■ **About this exercise**
Pull every line containing "JSON" from the listing below.

■ **Dataset extract**
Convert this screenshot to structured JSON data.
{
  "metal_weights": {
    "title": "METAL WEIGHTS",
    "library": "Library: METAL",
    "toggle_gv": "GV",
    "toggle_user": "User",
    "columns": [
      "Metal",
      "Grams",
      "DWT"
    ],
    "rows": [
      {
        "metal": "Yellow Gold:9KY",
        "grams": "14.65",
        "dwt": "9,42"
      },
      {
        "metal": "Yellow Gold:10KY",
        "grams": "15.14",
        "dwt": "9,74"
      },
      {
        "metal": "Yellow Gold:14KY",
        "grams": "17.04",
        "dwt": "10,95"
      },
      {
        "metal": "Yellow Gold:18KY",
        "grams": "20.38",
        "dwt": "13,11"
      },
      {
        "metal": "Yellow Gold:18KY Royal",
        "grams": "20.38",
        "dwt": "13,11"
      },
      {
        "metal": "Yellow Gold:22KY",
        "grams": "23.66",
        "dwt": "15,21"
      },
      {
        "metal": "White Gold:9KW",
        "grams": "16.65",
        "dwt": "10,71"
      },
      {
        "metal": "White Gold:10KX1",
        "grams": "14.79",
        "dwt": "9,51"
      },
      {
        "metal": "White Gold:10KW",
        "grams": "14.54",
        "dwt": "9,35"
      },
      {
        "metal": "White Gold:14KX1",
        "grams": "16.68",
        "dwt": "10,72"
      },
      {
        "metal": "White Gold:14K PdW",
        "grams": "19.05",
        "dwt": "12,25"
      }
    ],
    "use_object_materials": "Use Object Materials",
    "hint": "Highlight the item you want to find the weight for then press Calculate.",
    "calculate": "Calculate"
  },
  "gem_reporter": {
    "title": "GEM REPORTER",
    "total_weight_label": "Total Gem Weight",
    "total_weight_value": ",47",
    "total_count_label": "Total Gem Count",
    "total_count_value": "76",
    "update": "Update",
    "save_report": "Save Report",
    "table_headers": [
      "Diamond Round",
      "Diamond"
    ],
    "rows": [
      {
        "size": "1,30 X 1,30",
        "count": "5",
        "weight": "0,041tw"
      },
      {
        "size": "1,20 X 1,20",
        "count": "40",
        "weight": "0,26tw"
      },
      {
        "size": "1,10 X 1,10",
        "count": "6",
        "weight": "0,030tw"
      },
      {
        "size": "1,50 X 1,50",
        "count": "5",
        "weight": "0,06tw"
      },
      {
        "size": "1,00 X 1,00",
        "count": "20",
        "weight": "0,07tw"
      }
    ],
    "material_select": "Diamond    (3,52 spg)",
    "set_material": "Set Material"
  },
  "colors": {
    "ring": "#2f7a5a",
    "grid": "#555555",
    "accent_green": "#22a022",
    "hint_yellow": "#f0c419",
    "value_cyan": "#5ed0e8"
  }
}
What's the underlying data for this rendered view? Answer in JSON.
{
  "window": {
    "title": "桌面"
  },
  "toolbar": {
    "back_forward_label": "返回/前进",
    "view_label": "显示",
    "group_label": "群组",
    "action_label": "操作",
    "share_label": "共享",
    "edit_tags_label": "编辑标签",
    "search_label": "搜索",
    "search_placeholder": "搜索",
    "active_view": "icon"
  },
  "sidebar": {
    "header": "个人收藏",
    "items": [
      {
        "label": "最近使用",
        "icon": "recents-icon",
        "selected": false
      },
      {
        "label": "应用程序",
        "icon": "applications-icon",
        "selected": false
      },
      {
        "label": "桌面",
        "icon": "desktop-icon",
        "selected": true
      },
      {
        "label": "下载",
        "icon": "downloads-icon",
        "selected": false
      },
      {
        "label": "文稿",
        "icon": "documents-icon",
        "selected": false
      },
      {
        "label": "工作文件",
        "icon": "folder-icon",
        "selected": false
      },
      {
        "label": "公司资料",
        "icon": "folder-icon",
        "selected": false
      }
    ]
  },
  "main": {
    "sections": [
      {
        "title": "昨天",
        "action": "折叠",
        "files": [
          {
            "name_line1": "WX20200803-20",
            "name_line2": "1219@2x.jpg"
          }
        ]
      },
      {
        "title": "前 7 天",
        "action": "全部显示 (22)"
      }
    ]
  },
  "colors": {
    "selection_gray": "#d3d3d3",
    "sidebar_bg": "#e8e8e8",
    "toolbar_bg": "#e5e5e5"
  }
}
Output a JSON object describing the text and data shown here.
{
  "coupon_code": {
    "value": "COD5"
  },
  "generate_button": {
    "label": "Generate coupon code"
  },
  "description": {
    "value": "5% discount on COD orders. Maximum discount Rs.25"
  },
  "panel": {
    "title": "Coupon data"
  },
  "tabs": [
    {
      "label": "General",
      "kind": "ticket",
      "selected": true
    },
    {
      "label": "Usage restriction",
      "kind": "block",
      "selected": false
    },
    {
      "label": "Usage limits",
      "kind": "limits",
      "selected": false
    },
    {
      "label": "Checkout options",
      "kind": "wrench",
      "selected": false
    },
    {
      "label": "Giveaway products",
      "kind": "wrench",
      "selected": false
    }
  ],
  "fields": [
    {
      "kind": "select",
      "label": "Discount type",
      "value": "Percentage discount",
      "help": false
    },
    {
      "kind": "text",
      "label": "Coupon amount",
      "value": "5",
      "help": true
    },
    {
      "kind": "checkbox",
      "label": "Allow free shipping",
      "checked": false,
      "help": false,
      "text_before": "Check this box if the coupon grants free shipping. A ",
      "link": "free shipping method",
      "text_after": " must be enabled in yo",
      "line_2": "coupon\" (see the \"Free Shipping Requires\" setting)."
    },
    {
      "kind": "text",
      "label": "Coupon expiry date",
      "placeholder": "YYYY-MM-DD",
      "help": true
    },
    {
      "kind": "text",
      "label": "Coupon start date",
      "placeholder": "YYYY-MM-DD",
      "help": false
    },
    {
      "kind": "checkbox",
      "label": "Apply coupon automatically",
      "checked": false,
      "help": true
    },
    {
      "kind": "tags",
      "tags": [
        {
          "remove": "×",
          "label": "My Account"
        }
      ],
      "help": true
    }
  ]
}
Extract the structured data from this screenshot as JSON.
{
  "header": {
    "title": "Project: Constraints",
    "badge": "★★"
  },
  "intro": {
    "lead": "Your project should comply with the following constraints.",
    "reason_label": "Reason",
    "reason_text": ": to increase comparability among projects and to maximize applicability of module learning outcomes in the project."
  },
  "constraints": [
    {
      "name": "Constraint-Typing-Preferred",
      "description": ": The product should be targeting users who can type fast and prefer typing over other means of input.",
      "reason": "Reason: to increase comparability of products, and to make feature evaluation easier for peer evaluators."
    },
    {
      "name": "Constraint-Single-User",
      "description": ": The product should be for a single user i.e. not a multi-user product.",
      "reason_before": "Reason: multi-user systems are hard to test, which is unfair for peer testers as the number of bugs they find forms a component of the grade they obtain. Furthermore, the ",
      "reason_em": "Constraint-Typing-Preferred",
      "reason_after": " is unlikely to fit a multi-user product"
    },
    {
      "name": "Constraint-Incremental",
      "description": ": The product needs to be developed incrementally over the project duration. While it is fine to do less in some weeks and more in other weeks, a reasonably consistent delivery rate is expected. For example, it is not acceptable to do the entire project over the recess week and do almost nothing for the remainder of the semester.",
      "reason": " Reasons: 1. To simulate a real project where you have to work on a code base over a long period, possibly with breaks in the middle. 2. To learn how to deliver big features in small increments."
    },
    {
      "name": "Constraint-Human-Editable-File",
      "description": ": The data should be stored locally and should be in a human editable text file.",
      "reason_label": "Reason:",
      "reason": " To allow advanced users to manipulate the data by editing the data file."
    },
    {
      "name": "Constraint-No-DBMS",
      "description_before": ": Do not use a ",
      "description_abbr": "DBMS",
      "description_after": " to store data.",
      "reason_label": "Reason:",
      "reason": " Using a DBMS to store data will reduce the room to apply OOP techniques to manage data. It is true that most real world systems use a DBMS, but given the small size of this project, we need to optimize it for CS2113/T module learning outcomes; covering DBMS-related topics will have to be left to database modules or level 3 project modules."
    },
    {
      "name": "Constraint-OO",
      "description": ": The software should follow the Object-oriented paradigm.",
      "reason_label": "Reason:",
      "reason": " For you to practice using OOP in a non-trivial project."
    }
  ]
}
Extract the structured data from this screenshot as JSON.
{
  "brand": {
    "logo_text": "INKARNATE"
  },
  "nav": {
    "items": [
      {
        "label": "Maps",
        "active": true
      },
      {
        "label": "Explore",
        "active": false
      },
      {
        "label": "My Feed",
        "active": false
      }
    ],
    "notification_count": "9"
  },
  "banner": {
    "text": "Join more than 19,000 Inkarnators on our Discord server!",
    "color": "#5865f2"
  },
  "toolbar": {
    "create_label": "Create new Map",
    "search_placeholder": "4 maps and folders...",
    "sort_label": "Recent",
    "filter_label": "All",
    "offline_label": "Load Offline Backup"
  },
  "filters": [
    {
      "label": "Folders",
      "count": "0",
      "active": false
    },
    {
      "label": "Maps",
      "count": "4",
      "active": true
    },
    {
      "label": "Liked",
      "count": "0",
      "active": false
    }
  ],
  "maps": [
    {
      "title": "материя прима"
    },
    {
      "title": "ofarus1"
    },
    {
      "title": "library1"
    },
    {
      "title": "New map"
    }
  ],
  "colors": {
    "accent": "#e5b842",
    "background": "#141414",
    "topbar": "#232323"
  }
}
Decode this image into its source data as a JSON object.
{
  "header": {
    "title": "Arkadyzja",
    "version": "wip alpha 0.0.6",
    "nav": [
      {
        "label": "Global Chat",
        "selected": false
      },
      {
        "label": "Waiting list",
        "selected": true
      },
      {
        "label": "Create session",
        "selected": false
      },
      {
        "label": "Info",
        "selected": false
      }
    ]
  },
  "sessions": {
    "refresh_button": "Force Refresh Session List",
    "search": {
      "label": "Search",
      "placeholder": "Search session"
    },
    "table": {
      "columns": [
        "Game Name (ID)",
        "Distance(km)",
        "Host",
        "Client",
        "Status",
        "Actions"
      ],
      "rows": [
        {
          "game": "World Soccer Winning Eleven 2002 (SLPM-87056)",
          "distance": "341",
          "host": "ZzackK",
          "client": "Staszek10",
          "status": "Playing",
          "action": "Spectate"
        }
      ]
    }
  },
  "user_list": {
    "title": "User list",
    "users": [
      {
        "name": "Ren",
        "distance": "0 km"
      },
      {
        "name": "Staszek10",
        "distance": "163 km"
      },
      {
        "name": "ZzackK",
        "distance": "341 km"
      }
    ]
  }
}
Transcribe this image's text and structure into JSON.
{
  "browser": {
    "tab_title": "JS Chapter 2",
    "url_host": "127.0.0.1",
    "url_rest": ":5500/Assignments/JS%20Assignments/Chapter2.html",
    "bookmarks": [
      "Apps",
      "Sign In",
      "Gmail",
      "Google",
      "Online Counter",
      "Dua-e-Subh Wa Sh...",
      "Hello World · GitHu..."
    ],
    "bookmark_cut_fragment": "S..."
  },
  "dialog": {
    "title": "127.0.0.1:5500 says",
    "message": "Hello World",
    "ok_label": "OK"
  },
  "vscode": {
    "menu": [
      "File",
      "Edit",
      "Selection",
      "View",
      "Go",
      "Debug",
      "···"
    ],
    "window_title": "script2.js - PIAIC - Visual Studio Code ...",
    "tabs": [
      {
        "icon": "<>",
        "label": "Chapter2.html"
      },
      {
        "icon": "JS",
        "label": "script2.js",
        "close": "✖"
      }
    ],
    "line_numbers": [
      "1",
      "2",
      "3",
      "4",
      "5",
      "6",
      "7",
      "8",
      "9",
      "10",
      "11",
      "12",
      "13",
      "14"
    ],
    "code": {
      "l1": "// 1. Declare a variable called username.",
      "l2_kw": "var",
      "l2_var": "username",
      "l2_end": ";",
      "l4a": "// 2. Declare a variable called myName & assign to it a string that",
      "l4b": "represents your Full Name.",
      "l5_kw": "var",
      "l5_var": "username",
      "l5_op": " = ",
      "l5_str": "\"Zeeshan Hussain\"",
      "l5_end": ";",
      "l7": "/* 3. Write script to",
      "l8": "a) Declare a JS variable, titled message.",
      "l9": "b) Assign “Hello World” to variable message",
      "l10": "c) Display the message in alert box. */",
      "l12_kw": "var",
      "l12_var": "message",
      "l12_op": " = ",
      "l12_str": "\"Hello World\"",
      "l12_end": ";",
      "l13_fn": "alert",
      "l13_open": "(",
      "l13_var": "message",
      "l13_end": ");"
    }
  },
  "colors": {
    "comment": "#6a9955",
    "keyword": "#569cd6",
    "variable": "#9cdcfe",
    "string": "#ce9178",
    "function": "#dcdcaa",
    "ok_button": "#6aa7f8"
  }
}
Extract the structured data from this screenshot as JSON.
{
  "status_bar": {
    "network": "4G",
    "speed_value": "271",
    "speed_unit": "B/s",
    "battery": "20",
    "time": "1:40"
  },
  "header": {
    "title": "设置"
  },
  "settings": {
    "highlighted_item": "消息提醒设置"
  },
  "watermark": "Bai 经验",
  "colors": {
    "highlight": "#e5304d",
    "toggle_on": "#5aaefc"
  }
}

■ **Your response**
Convert this screenshot to structured JSON data.
What's the underlying data for this rendered view? Answer in JSON.
Output a JSON object describing the text and data shown here.
Extract the structured data from this screenshot as JSON.
Extract the structured data from this screenshot as JSON.
Decode this image into its source data as a JSON object.
Transcribe this image's text and structure into JSON.
Extract the structured data from this screenshot as JSON.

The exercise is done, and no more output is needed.